= Beginning of Section =

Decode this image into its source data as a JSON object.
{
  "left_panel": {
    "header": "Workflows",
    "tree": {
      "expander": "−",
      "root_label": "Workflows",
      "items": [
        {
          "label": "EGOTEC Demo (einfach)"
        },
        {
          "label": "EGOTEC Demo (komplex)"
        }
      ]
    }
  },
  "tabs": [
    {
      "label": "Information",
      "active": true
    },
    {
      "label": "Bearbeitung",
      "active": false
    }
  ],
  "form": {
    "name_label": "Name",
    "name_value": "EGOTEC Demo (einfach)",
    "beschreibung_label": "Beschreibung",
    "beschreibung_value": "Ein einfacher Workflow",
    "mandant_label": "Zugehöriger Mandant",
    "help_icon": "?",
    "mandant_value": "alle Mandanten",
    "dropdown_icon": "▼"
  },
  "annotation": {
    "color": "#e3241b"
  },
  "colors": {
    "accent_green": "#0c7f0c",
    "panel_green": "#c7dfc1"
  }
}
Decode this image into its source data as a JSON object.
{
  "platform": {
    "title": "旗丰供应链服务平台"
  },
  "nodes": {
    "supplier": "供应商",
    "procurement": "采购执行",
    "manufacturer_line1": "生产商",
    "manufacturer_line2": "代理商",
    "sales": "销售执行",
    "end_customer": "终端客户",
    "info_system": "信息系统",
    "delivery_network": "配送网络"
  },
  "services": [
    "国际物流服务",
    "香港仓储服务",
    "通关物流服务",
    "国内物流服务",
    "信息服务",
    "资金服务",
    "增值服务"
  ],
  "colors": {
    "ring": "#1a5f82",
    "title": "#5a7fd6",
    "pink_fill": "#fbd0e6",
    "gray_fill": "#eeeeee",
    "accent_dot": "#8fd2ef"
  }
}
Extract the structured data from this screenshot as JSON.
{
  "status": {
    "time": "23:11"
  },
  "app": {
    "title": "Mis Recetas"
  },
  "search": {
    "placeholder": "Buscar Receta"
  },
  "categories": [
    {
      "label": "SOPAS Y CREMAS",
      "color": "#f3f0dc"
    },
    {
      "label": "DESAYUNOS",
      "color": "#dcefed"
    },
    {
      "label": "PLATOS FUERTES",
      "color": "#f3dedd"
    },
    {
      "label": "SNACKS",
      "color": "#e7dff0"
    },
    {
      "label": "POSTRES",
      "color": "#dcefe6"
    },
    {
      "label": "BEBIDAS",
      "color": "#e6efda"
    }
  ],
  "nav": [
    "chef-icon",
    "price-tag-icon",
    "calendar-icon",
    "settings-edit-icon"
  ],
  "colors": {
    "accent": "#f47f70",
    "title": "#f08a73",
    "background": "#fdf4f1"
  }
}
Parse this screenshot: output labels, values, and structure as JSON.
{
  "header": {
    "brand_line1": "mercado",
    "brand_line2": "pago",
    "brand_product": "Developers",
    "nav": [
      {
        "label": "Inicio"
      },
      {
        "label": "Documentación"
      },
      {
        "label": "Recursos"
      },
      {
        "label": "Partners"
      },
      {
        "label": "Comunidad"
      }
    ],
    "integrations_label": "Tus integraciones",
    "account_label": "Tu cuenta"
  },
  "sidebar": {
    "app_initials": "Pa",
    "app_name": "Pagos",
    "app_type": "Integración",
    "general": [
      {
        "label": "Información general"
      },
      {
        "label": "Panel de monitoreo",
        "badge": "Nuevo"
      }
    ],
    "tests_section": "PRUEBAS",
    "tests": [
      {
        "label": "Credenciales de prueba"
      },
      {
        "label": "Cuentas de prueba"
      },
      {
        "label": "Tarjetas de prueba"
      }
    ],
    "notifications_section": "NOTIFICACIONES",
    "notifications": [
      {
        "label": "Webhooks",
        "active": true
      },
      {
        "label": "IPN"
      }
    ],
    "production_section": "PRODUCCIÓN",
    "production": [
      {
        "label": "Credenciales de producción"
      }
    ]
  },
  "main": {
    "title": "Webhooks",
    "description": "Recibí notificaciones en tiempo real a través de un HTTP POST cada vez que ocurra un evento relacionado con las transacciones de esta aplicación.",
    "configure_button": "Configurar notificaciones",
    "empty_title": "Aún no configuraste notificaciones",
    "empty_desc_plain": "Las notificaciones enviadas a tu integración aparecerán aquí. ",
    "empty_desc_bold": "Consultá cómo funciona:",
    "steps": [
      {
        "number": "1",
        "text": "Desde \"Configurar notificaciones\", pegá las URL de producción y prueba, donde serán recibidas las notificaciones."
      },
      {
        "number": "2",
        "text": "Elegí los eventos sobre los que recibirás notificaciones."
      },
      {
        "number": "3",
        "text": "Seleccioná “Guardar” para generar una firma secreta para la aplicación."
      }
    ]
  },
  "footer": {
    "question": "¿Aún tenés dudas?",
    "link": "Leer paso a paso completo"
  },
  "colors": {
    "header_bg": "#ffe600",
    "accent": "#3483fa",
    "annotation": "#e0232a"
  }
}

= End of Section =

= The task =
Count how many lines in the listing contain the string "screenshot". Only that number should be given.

= Solution =
2